“Once we started tendering together we realised that the Tunnelling & Underground Business Unit of McConnell and Mastermyne were not so different, except for the fact our core businesses were different sectors. The management culture, the way we interact and communicate, and the way we respond to client requests and questions is very similar. It has been a great fit, and although untested on site to date I am very confident that it would continue to operate as it does now.”
At this stage the venture is for Australia only, but Sibthorpe believes that TBM access projects will be financially viable, especially in countries where labour costs are high. “At this stage this venture is Australian only, until at least we develop a track record and can demonstrate efficiency and repeatability, then overseas markets can be investigated. The reason the Australian market is right for this is that the labour component on a drift project can be as high as 60% of project cost, so if you deliver them faster and with less manpower they are more efficient.”
Overcoming mining industry antipathy towards civil tunnelling techniques remains a big challenge, but the long design life of segmentally lined tunnels is becoming a more attractive option for mine owners. “Convention remains to bolt/mesh/spray a drift knowing that periodically, say every 10 years, large sections will require remediation works. Anglo American had a catastrophic failure some years back that closed their mine for months, hence the Grosvenor zero-risk approach. We are asking mine owners to look at OPEX savings over the life of a mine in demonstration of value in spending CAPEX today; basically money is cheaper now than it will be in 10 or 20 years time. In this way a segmental lining, while more expensive, is actually better value.”
McConnell Dowell, Mastermyne and Sibthorpe may soon be rewarded for their years of work developing a blueprint for an “off-the-peg” civil tunnelling solution for the mining industry. Following breakthrough on the first of the two TBM excavated drift tunnels at Grosvenor Mine, Anglo American Underground Construction Manager Adam Foulstone conceded that civil tunnelling was the “better methodology,” adding: “Use of TBMs opens up a new chapter not just with Anglo American, but with the whole coal industry in Australia. Now we can draw up a new coal mine in less than a year, compared with two to three years if we use roadheaders. Anywhere we need to get men and materials into an underground environment is an opportunity to use a TBM”.

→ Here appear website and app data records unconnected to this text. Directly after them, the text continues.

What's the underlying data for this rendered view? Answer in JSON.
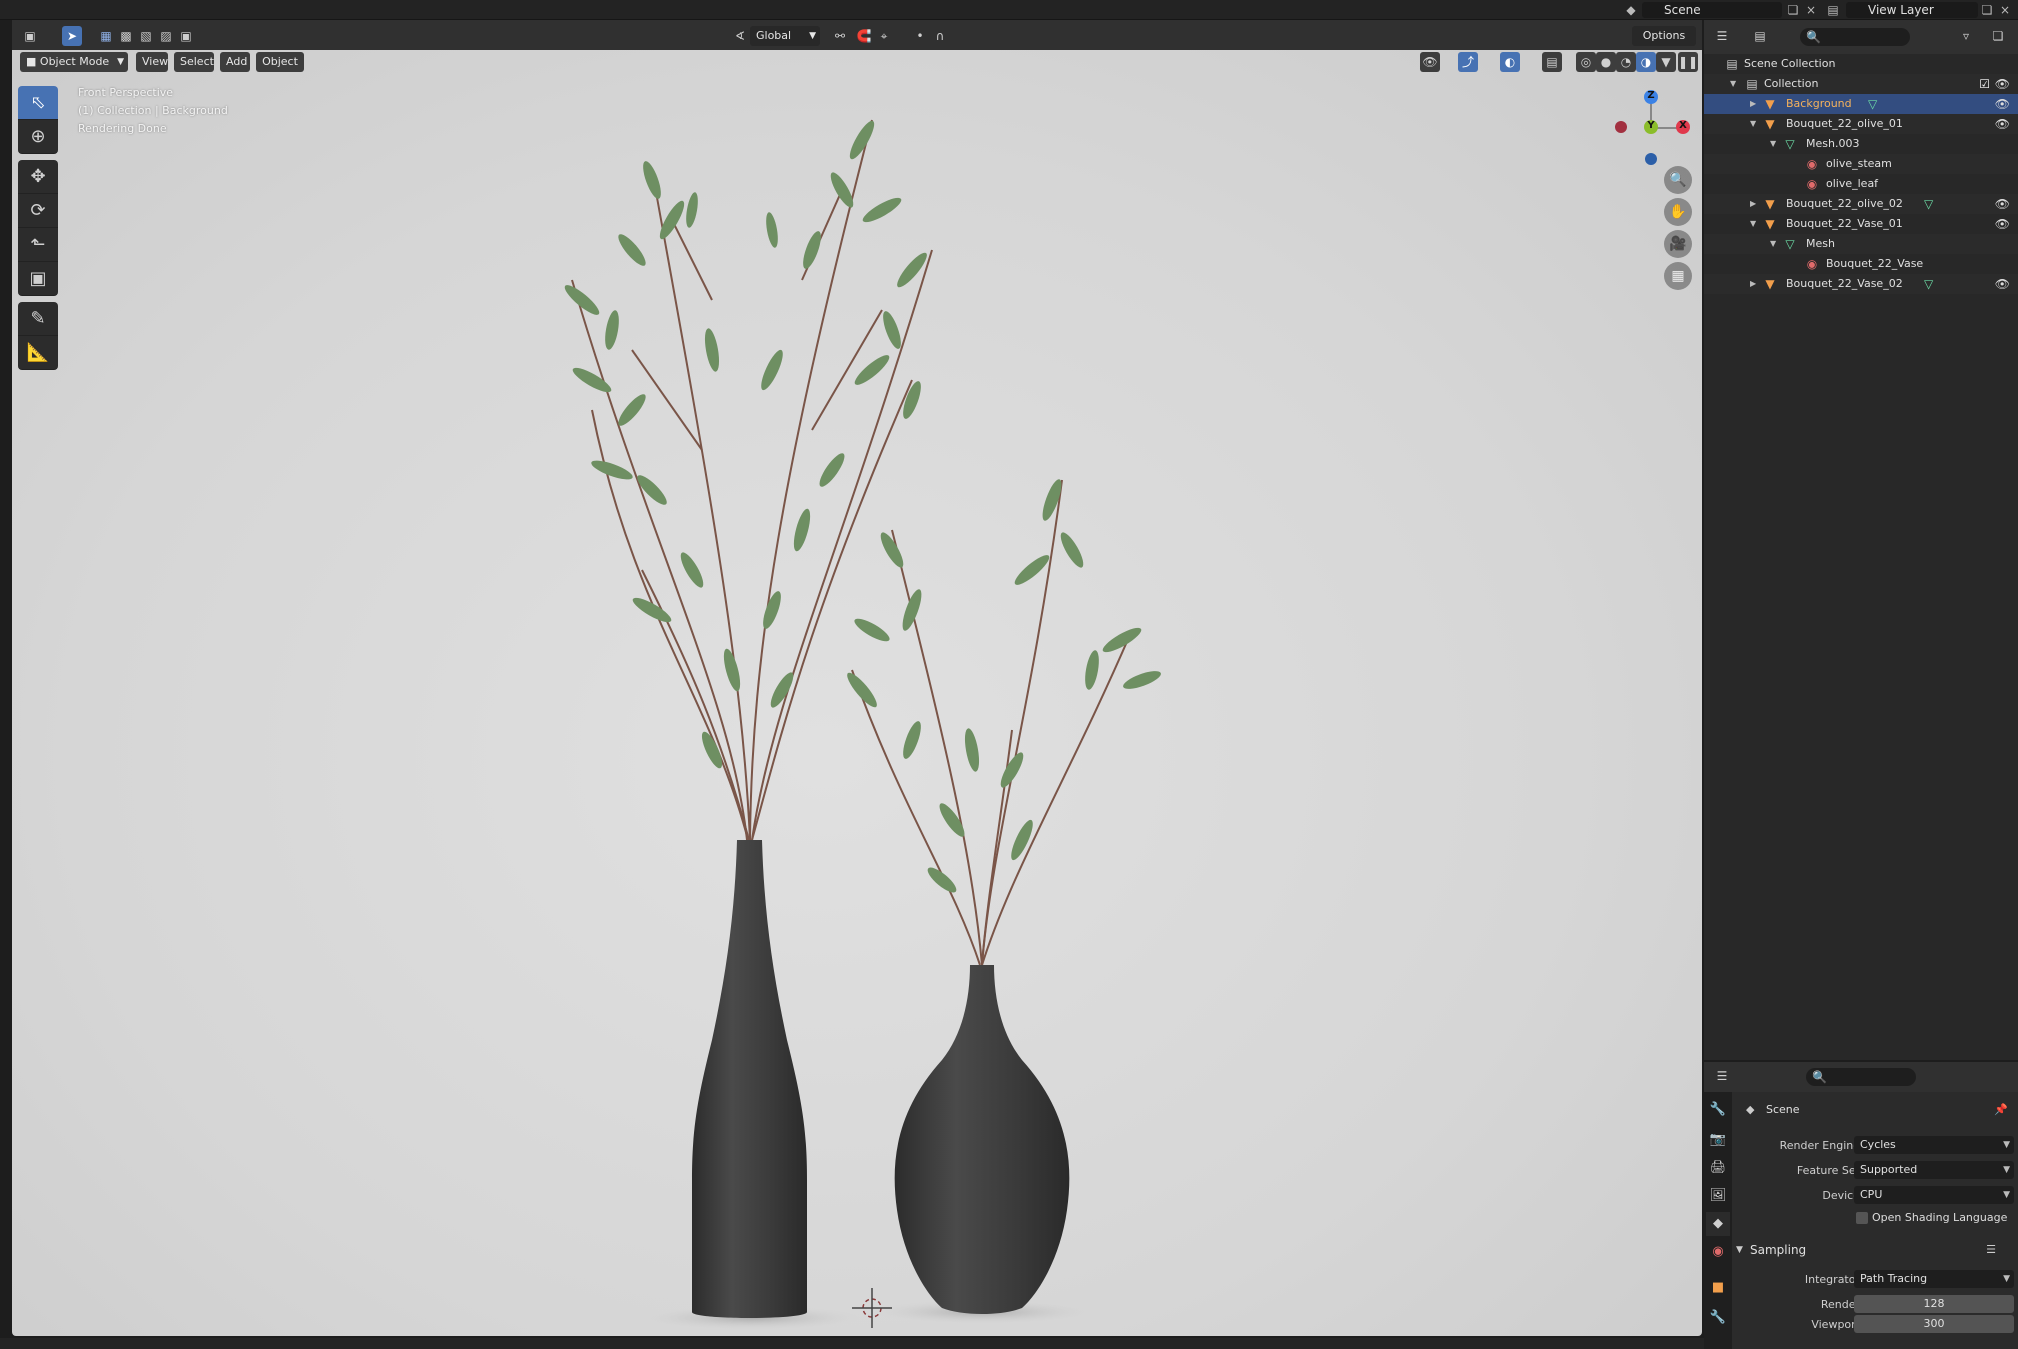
{
  "topbar": {
    "scene_label": "Scene",
    "view_layer_label": "View Layer"
  },
  "header": {
    "mode": "Object Mode",
    "menus": [
      "View",
      "Select",
      "Add",
      "Object"
    ],
    "transform_orientation": "Global",
    "options_label": "Options"
  },
  "viewport": {
    "info": [
      "Front Perspective",
      "(1) Collection | Background",
      "Rendering Done"
    ],
    "gizmo": {
      "z": "Z",
      "y": "Y",
      "x": "X"
    }
  },
  "outliner": {
    "rows": [
      {
        "label": "Scene Collection",
        "type": "scene"
      },
      {
        "label": "Collection",
        "type": "collection"
      },
      {
        "label": "Background",
        "type": "object",
        "selected": true
      },
      {
        "label": "Bouquet_22_olive_01",
        "type": "object"
      },
      {
        "label": "Mesh.003",
        "type": "mesh"
      },
      {
        "label": "olive_steam",
        "type": "material"
      },
      {
        "label": "olive_leaf",
        "type": "material"
      },
      {
        "label": "Bouquet_22_olive_02",
        "type": "object"
      },
      {
        "label": "Bouquet_22_Vase_01",
        "type": "object"
      },
      {
        "label": "Mesh",
        "type": "mesh"
      },
      {
        "label": "Bouquet_22_Vase",
        "type": "material"
      },
      {
        "label": "Bouquet_22_Vase_02",
        "type": "object"
      }
    ]
  },
  "properties": {
    "context": "Scene",
    "render_engine_label": "Render Engine",
    "render_engine": "Cycles",
    "feature_set_label": "Feature Set",
    "feature_set": "Supported",
    "device_label": "Device",
    "device": "CPU",
    "osl_label": "Open Shading Language",
    "sampling_label": "Sampling",
    "integrator_label": "Integrator",
    "integrator": "Path Tracing",
    "render_label": "Render",
    "render_samples": "128",
    "viewport_label": "Viewport",
    "viewport_samples": "300"
  },
  "colors": {
    "accent": "#4772b3",
    "selected_row": "#334d80",
    "axis_x": "#e0394c",
    "axis_y": "#8bbd2a",
    "axis_z": "#3b82e6"
  }
}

McConnell Dowell is confident that teaming up with Mastermyne will increase its ability to break open the mining industry to civil tunnelling techniques, but Sibthorpe realises there is a hard sell ahead. “Once this method becomes the default, which i am confident it will, then mine planning and costing will include this technology, and then first coal will no longer be two or three years from site access, it could be less than one. The potential for the civil tunnelling industry is huge, but the challenges for us are great also, not least of which is the mindset within the mining industry that what is done now is acceptable and dependable.”